This beautiful Red Ace beet had the longest root I've ever seen! 

This beautiful Red Ace beet had the longest root I've ever seen! 

The spinach is super fresh and so tasty! And the Summer Crisp lettuce is delicious. And the spring onions are lovely and pungent, just like they should be.

Vibrant Spring onions

Vibrant Spring onions

All in all, this week’s CSA shares are not only a great value, but a beautiful example of what we have to offer. It was a busy day of bagging and bunching for me, but it’s worth it, knowing how much you enjoy all of our hard work. I had to recruit Ryan & his younger brother Corey to help me finish packing this evening, so send them a mental thank you if you don’t mind :) 

This week I’m including some extra info about some of our fresh veggies, just to remind you why it’s so important to eat your fruits & veggies! They are Mother Nature’s medicine :) 

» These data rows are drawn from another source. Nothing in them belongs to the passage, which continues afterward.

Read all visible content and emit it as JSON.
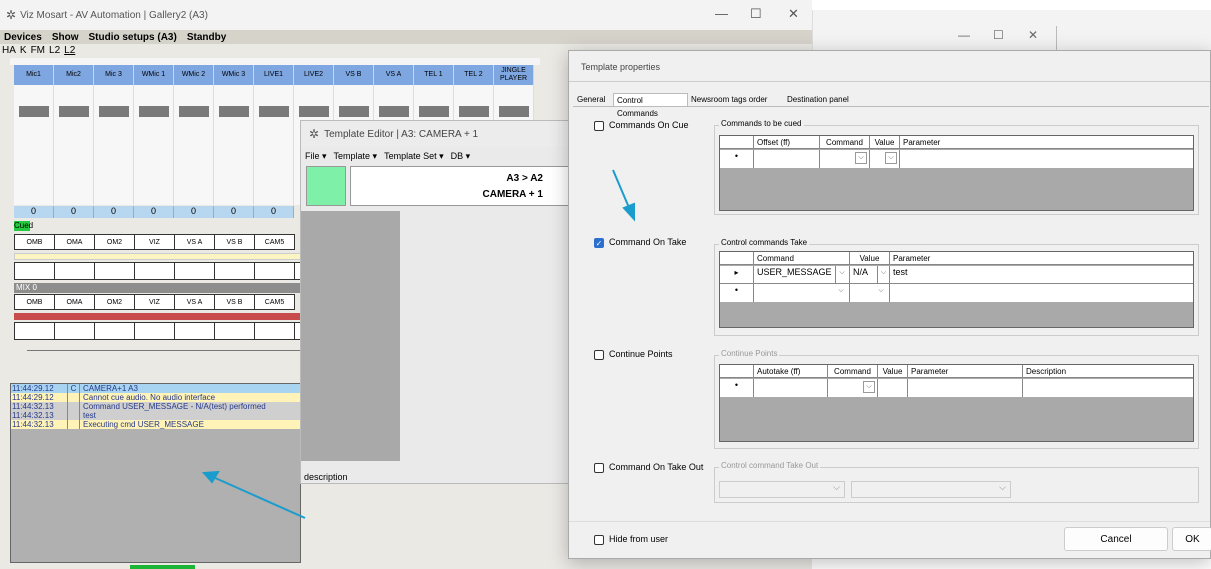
{
  "main_window": {
    "title": "Viz Mosart - AV Automation | Gallery2 (A3)",
    "menu": [
      "Devices",
      "Show",
      "Studio setups (A3)",
      "Standby"
    ],
    "subbar": [
      "HA",
      "K",
      "FM",
      "L2",
      "L2"
    ],
    "channels": [
      "Mic1",
      "Mic2",
      "Mic 3",
      "WMic 1",
      "WMic 2",
      "WMic 3",
      "LIVE1",
      "LIVE2",
      "VS B",
      "VS A",
      "TEL 1",
      "TEL 2",
      "JINGLE PLAYER"
    ],
    "channel_values": [
      "0",
      "0",
      "0",
      "0",
      "0",
      "0",
      "0"
    ],
    "cued_label": "Cued",
    "cued_buttons": [
      "OMB",
      "OMA",
      "OM2",
      "VIZ",
      "VS A",
      "VS B",
      "CAM5"
    ],
    "mix_label": "MIX 0",
    "mix_buttons": [
      "OMB",
      "OMA",
      "OM2",
      "VIZ",
      "VS A",
      "VS B",
      "CAM5"
    ]
  },
  "log": {
    "rows": [
      {
        "time": "11:44:29.12",
        "code": "C",
        "msg": "CAMERA+1 A3",
        "bg": "#a8d4f2"
      },
      {
        "time": "11:44:29.12",
        "code": "",
        "msg": "Cannot cue audio. No audio interface",
        "bg": "#fff3b8"
      },
      {
        "time": "11:44:32.13",
        "code": "",
        "msg": "Command USER_MESSAGE - N/A(test) performed",
        "bg": "#cfcfcf"
      },
      {
        "time": "11:44:32.13",
        "code": "",
        "msg": "test",
        "bg": "#cfcfcf"
      },
      {
        "time": "11:44:32.13",
        "code": "",
        "msg": "Executing cmd USER_MESSAGE",
        "bg": "#fff3b8"
      }
    ]
  },
  "template_editor": {
    "title": "Template Editor | A3: CAMERA + 1",
    "menu": [
      "File ▾",
      "Template ▾",
      "Template Set ▾",
      "DB ▾"
    ],
    "line1": "A3 > A2",
    "line2": "CAMERA + 1",
    "description_label": "description"
  },
  "dialog": {
    "title": "Template properties",
    "tabs": [
      "General",
      "Control Commands",
      "Newsroom tags order",
      "Destination panel"
    ],
    "active_tab": "Control Commands",
    "sections": {
      "cue": {
        "label": "Commands On Cue",
        "checked": false,
        "group_title": "Commands to be cued",
        "headers": [
          "Offset (ff)",
          "Command",
          "Value",
          "Parameter"
        ]
      },
      "take": {
        "label": "Command On Take",
        "checked": true,
        "group_title": "Control commands Take",
        "headers": [
          "Command",
          "Value",
          "Parameter"
        ],
        "row": {
          "command": "USER_MESSAGE",
          "value": "N/A",
          "parameter": "test"
        }
      },
      "continue": {
        "label": "Continue Points",
        "checked": false,
        "group_title": "Continue Points",
        "headers": [
          "Autotake (ff)",
          "Command",
          "Value",
          "Parameter",
          "Description"
        ]
      },
      "take_out": {
        "label": "Command On Take Out",
        "checked": false,
        "group_title": "Control command Take Out"
      }
    },
    "hide_label": "Hide from user",
    "cancel_label": "Cancel",
    "ok_label": "OK"
  },
  "colors": {
    "accent": "#2b6fcf",
    "arrow": "#1a9ccc",
    "channel_header": "#7ea6e0"
  },
  "icons": {
    "app_logo": "snowflake-logo-icon",
    "arrow": "annotation-arrow-icon"
  }
}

Asparagus, what is it good for?

This Mediterranean veg is actually part of the lily family, and was first cultivated in Egypt. It’s relatively rich in protein for a veggie, and is an excellent source of potassium, vitamin K, folic acid, vitamin C & A, riboflavin, thiamin and Vitamin B6! Phew, that’s a lot!! Asparagus has historically been used to treat arthritis and rheumatism by inhibiting the COX-2 enzyme which produces inflammatory compounds. Knowing all this, I don’t feel so bad giving you as much as we have :)

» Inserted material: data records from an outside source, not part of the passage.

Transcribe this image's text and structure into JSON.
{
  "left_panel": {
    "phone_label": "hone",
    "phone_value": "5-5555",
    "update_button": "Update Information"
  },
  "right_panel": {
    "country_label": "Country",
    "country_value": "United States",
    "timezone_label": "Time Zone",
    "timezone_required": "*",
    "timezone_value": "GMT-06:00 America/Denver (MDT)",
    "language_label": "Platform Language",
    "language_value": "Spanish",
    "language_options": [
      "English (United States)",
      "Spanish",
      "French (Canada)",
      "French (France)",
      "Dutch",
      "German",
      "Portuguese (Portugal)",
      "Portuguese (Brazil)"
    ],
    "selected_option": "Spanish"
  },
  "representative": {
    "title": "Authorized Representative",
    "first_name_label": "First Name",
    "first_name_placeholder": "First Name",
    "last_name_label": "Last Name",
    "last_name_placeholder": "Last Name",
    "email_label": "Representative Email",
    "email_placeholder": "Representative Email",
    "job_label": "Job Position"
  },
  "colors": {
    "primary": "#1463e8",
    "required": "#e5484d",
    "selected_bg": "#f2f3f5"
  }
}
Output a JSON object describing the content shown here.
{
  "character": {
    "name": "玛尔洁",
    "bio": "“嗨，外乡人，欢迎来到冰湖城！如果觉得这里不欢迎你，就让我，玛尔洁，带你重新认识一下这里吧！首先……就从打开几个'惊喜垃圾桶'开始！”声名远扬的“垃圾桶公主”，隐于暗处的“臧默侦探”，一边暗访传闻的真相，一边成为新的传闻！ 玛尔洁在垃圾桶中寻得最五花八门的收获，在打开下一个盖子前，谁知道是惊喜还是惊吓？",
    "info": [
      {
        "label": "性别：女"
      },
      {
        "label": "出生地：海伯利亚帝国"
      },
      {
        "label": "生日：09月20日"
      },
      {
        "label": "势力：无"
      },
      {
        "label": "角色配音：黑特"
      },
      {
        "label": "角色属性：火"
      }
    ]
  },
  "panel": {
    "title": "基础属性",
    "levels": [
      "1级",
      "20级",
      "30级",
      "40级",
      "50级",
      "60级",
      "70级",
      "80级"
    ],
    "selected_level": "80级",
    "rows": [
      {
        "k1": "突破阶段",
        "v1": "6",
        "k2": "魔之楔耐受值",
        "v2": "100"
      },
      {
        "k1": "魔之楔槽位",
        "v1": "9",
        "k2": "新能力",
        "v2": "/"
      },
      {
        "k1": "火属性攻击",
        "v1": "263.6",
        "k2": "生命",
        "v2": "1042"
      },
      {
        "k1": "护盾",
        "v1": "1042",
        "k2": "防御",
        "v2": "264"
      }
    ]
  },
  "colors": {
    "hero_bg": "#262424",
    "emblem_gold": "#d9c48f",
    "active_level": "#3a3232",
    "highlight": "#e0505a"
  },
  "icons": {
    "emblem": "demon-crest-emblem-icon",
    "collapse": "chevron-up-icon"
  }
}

Beets, what are they good for?

Wild beets originated in North Africa and were eventually cultivated by the Romans. While most people cook them, raw beets are super sweet and tasty. They are so sweet in fact, that most of the sugar you’ll find in the store is made from beets. The greens are actually more nutritious than the root, containing calcium, iron, and vitamins A & C. The beet itself is high in folic acid, fiber and potassium. They are known to stimulate detoxification of the liver, and are even believed to have anticancer properties. The pigment that gives beets their rich color, betacyanin, is a powerful cancer fighting agent. 

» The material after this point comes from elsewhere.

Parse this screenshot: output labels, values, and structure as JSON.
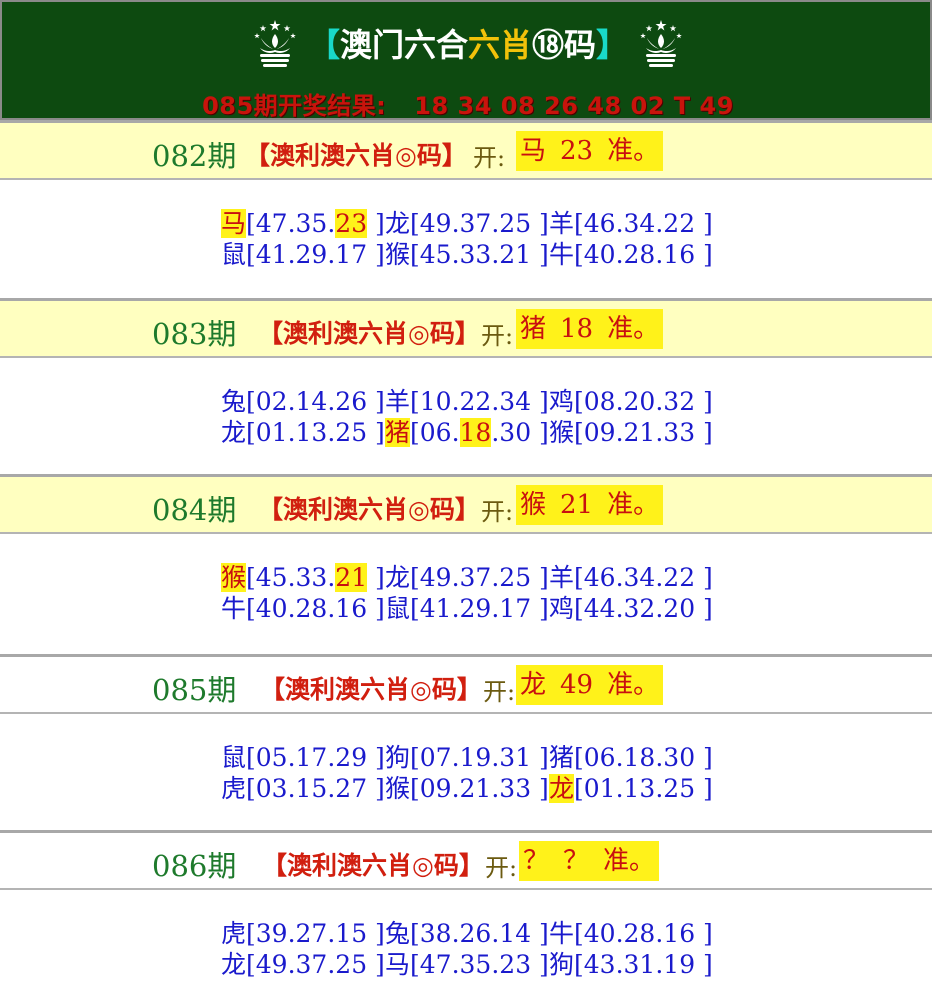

Radishes, what are they good for?

Radishes were first cultivated in Egypt for the Pharaohs and were highly esteemed in Greece, where they were carried on golden platters as vegetable sacrifices to the Gods. No, seriously! They are a great source of folic acid & potassium, and the greens have tons of Vitamin C. They too, are cancer fighters, and they help maintain a healthy gallbladder & liver! 


Last week's farm lunch! Everything on the plate came from our fertile fields. It was a great meal that we all washed down with a heaping slice of Mom's Strawberry open-faced pie! 

Last week's farm lunch! Everything on the plate came from our fertile fields. It was a great meal that we all washed down with a heaping slice of Mom's Strawberry open-faced pie!